__What you will do__: Since pictures do not belong in the copy, please repeat every record below exactly without them.

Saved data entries
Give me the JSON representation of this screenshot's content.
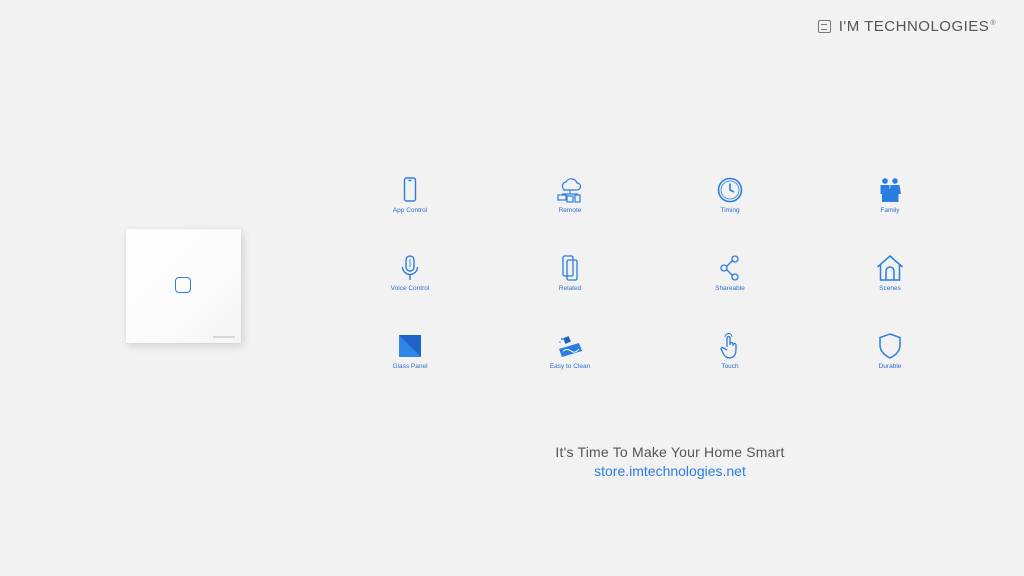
{
  "brand": {
    "name": "I'M TECHNOLOGIES",
    "reg": "®",
    "logo_icon": "im-logo-icon"
  },
  "accent_color": "#2a7de1",
  "features": [
    {
      "label": "App Control",
      "icon": "smartphone-icon"
    },
    {
      "label": "Remote",
      "icon": "cloud-network-icon"
    },
    {
      "label": "Timing",
      "icon": "clock-icon"
    },
    {
      "label": "Family",
      "icon": "family-icon"
    },
    {
      "label": "Voice Control",
      "icon": "microphone-icon"
    },
    {
      "label": "Related",
      "icon": "linked-phones-icon"
    },
    {
      "label": "Shareable",
      "icon": "share-icon"
    },
    {
      "label": "Scenes",
      "icon": "home-icon"
    },
    {
      "label": "Glass Panel",
      "icon": "glass-panel-icon"
    },
    {
      "label": "Easy to Clean",
      "icon": "cleaning-icon"
    },
    {
      "label": "Touch",
      "icon": "touch-hand-icon"
    },
    {
      "label": "Durable",
      "icon": "shield-icon"
    }
  ],
  "tagline": "It's Time To Make Your Home Smart",
  "store_link": "store.imtechnologies.net"
}
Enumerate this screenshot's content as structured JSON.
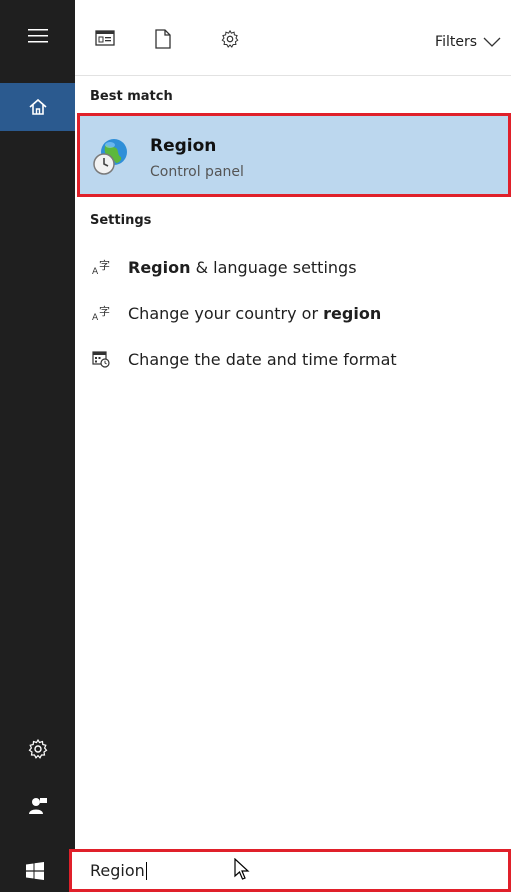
{
  "toolbar": {
    "filters_label": "Filters"
  },
  "best_match": {
    "section_label": "Best match",
    "title": "Region",
    "subtitle": "Control panel"
  },
  "settings": {
    "section_label": "Settings",
    "items": [
      {
        "pre": "",
        "bold": "Region",
        "post": " & language settings",
        "icon": "language-icon"
      },
      {
        "pre": "Change your country or ",
        "bold": "region",
        "post": "",
        "icon": "language-icon"
      },
      {
        "pre": "Change the date and time format",
        "bold": "",
        "post": "",
        "icon": "calendar-clock-icon"
      }
    ]
  },
  "search": {
    "value": "Region"
  },
  "colors": {
    "rail_bg": "#1f1f1f",
    "active_home": "#2b5a8f",
    "highlight_bg": "#bcd7ee",
    "highlight_border": "#e0202a"
  }
}
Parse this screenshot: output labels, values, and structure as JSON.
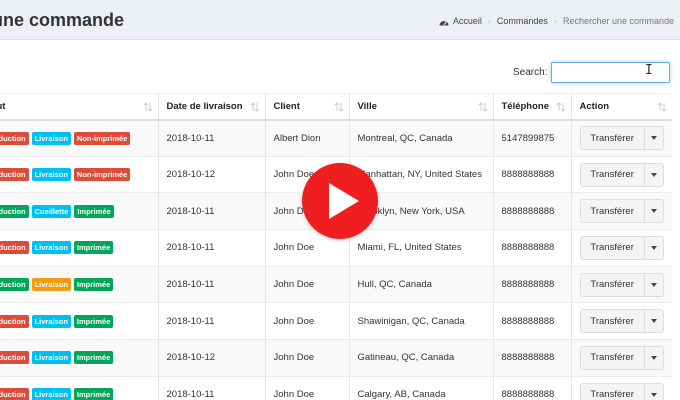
{
  "header": {
    "title": "une commande",
    "breadcrumb": [
      {
        "label": "Accueil",
        "icon": "dashboard-icon"
      },
      {
        "label": "Commandes"
      },
      {
        "label": "Rechercher une commande"
      }
    ]
  },
  "search": {
    "label": "Search:",
    "value": ""
  },
  "table": {
    "columns": [
      "atut",
      "Date de livraison",
      "Client",
      "Ville",
      "Téléphone",
      "Action"
    ],
    "action_label": "Transférer",
    "rows": [
      {
        "status": [
          {
            "text": "roduction",
            "color": "#dd4b39"
          },
          {
            "text": "Livraison",
            "color": "#00c0ef"
          },
          {
            "text": "Non-imprimée",
            "color": "#dd4b39"
          }
        ],
        "date": "2018-10-11",
        "client": "Albert Dion",
        "city": "Montreal, QC, Canada",
        "phone": "5147899875"
      },
      {
        "status": [
          {
            "text": "roduction",
            "color": "#dd4b39"
          },
          {
            "text": "Livraison",
            "color": "#00c0ef"
          },
          {
            "text": "Non-imprimée",
            "color": "#dd4b39"
          }
        ],
        "date": "2018-10-12",
        "client": "John Doe",
        "city": "Manhattan, NY, United States",
        "phone": "8888888888"
      },
      {
        "status": [
          {
            "text": "roduction",
            "color": "#00a65a"
          },
          {
            "text": "Cueillette",
            "color": "#00c0ef"
          },
          {
            "text": "Imprimée",
            "color": "#00a65a"
          }
        ],
        "date": "2018-10-11",
        "client": "John Doe",
        "city": "Brooklyn, New York, USA",
        "phone": "8888888888"
      },
      {
        "status": [
          {
            "text": "roduction",
            "color": "#dd4b39"
          },
          {
            "text": "Livraison",
            "color": "#00c0ef"
          },
          {
            "text": "Imprimée",
            "color": "#00a65a"
          }
        ],
        "date": "2018-10-11",
        "client": "John Doe",
        "city": "Miami, FL, United States",
        "phone": "8888888888"
      },
      {
        "status": [
          {
            "text": "roduction",
            "color": "#00a65a"
          },
          {
            "text": "Livraison",
            "color": "#f39c12"
          },
          {
            "text": "Imprimée",
            "color": "#00a65a"
          }
        ],
        "date": "2018-10-11",
        "client": "John Doe",
        "city": "Hull, QC, Canada",
        "phone": "8888888888"
      },
      {
        "status": [
          {
            "text": "roduction",
            "color": "#dd4b39"
          },
          {
            "text": "Livraison",
            "color": "#00c0ef"
          },
          {
            "text": "Imprimée",
            "color": "#00a65a"
          }
        ],
        "date": "2018-10-11",
        "client": "John Doe",
        "city": "Shawinigan, QC, Canada",
        "phone": "8888888888"
      },
      {
        "status": [
          {
            "text": "roduction",
            "color": "#dd4b39"
          },
          {
            "text": "Livraison",
            "color": "#00c0ef"
          },
          {
            "text": "Imprimée",
            "color": "#00a65a"
          }
        ],
        "date": "2018-10-12",
        "client": "John Doe",
        "city": "Gatineau, QC, Canada",
        "phone": "8888888888"
      },
      {
        "status": [
          {
            "text": "roduction",
            "color": "#dd4b39"
          },
          {
            "text": "Livraison",
            "color": "#00c0ef"
          },
          {
            "text": "Imprimée",
            "color": "#00a65a"
          }
        ],
        "date": "2018-10-11",
        "client": "John Doe",
        "city": "Calgary, AB, Canada",
        "phone": "8888888888"
      }
    ]
  },
  "overlay": {
    "icon": "play-icon",
    "color": "#f01f1f"
  }
}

__Solution to the exercise__:
Give me the JSON representation of this screenshot's content.
{
  "brand": {
    "name": "I'M TECHNOLOGIES",
    "reg": "®",
    "logo_icon": "im-logo-icon"
  },
  "accent_color": "#2a7de1",
  "features": [
    {
      "label": "App Control",
      "icon": "smartphone-icon"
    },
    {
      "label": "Remote",
      "icon": "cloud-network-icon"
    },
    {
      "label": "Timing",
      "icon": "clock-icon"
    },
    {
      "label": "Family",
      "icon": "family-icon"
    },
    {
      "label": "Voice Control",
      "icon": "microphone-icon"
    },
    {
      "label": "Related",
      "icon": "linked-phones-icon"
    },
    {
      "label": "Shareable",
      "icon": "share-icon"
    },
    {
      "label": "Scenes",
      "icon": "home-icon"
    },
    {
      "label": "Glass Panel",
      "icon": "glass-panel-icon"
    },
    {
      "label": "Easy to Clean",
      "icon": "cleaning-icon"
    },
    {
      "label": "Touch",
      "icon": "touch-hand-icon"
    },
    {
      "label": "Durable",
      "icon": "shield-icon"
    }
  ],
  "tagline": "It's Time To Make Your Home Smart",
  "store_link": "store.imtechnologies.net"
}
Enumerate this screenshot's content as structured JSON.
{
  "toolbar": {
    "filters_label": "Filters"
  },
  "best_match": {
    "section_label": "Best match",
    "title": "Region",
    "subtitle": "Control panel"
  },
  "settings": {
    "section_label": "Settings",
    "items": [
      {
        "pre": "",
        "bold": "Region",
        "post": " & language settings",
        "icon": "language-icon"
      },
      {
        "pre": "Change your country or ",
        "bold": "region",
        "post": "",
        "icon": "language-icon"
      },
      {
        "pre": "Change the date and time format",
        "bold": "",
        "post": "",
        "icon": "calendar-clock-icon"
      }
    ]
  },
  "search": {
    "value": "Region"
  },
  "colors": {
    "rail_bg": "#1f1f1f",
    "active_home": "#2b5a8f",
    "highlight_bg": "#bcd7ee",
    "highlight_border": "#e0202a"
  }
}
Parse this screenshot: output labels, values, and structure as JSON.
{
  "header": {
    "title": "une commande",
    "breadcrumb": [
      {
        "label": "Accueil",
        "icon": "dashboard-icon"
      },
      {
        "label": "Commandes"
      },
      {
        "label": "Rechercher une commande"
      }
    ]
  },
  "search": {
    "label": "Search:",
    "value": ""
  },
  "table": {
    "columns": [
      "atut",
      "Date de livraison",
      "Client",
      "Ville",
      "Téléphone",
      "Action"
    ],
    "action_label": "Transférer",
    "rows": [
      {
        "status": [
          {
            "text": "roduction",
            "color": "#dd4b39"
          },
          {
            "text": "Livraison",
            "color": "#00c0ef"
          },
          {
            "text": "Non-imprimée",
            "color": "#dd4b39"
          }
        ],
        "date": "2018-10-11",
        "client": "Albert Dion",
        "city": "Montreal, QC, Canada",
        "phone": "5147899875"
      },
      {
        "status": [
          {
            "text": "roduction",
            "color": "#dd4b39"
          },
          {
            "text": "Livraison",
            "color": "#00c0ef"
          },
          {
            "text": "Non-imprimée",
            "color": "#dd4b39"
          }
        ],
        "date": "2018-10-12",
        "client": "John Doe",
        "city": "Manhattan, NY, United States",
        "phone": "8888888888"
      },
      {
        "status": [
          {
            "text": "roduction",
            "color": "#00a65a"
          },
          {
            "text": "Cueillette",
            "color": "#00c0ef"
          },
          {
            "text": "Imprimée",
            "color": "#00a65a"
          }
        ],
        "date": "2018-10-11",
        "client": "John Doe",
        "city": "Brooklyn, New York, USA",
        "phone": "8888888888"
      },
      {
        "status": [
          {
            "text": "roduction",
            "color": "#dd4b39"
          },
          {
            "text": "Livraison",
            "color": "#00c0ef"
          },
          {
            "text": "Imprimée",
            "color": "#00a65a"
          }
        ],
        "date": "2018-10-11",
        "client": "John Doe",
        "city": "Miami, FL, United States",
        "phone": "8888888888"
      },
      {
        "status": [
          {
            "text": "roduction",
            "color": "#00a65a"
          },
          {
            "text": "Livraison",
            "color": "#f39c12"
          },
          {
            "text": "Imprimée",
            "color": "#00a65a"
          }
        ],
        "date": "2018-10-11",
        "client": "John Doe",
        "city": "Hull, QC, Canada",
        "phone": "8888888888"
      },
      {
        "status": [
          {
            "text": "roduction",
            "color": "#dd4b39"
          },
          {
            "text": "Livraison",
            "color": "#00c0ef"
          },
          {
            "text": "Imprimée",
            "color": "#00a65a"
          }
        ],
        "date": "2018-10-11",
        "client": "John Doe",
        "city": "Shawinigan, QC, Canada",
        "phone": "8888888888"
      },
      {
        "status": [
          {
            "text": "roduction",
            "color": "#dd4b39"
          },
          {
            "text": "Livraison",
            "color": "#00c0ef"
          },
          {
            "text": "Imprimée",
            "color": "#00a65a"
          }
        ],
        "date": "2018-10-12",
        "client": "John Doe",
        "city": "Gatineau, QC, Canada",
        "phone": "8888888888"
      },
      {
        "status": [
          {
            "text": "roduction",
            "color": "#dd4b39"
          },
          {
            "text": "Livraison",
            "color": "#00c0ef"
          },
          {
            "text": "Imprimée",
            "color": "#00a65a"
          }
        ],
        "date": "2018-10-11",
        "client": "John Doe",
        "city": "Calgary, AB, Canada",
        "phone": "8888888888"
      }
    ]
  },
  "overlay": {
    "icon": "play-icon",
    "color": "#f01f1f"
  }
}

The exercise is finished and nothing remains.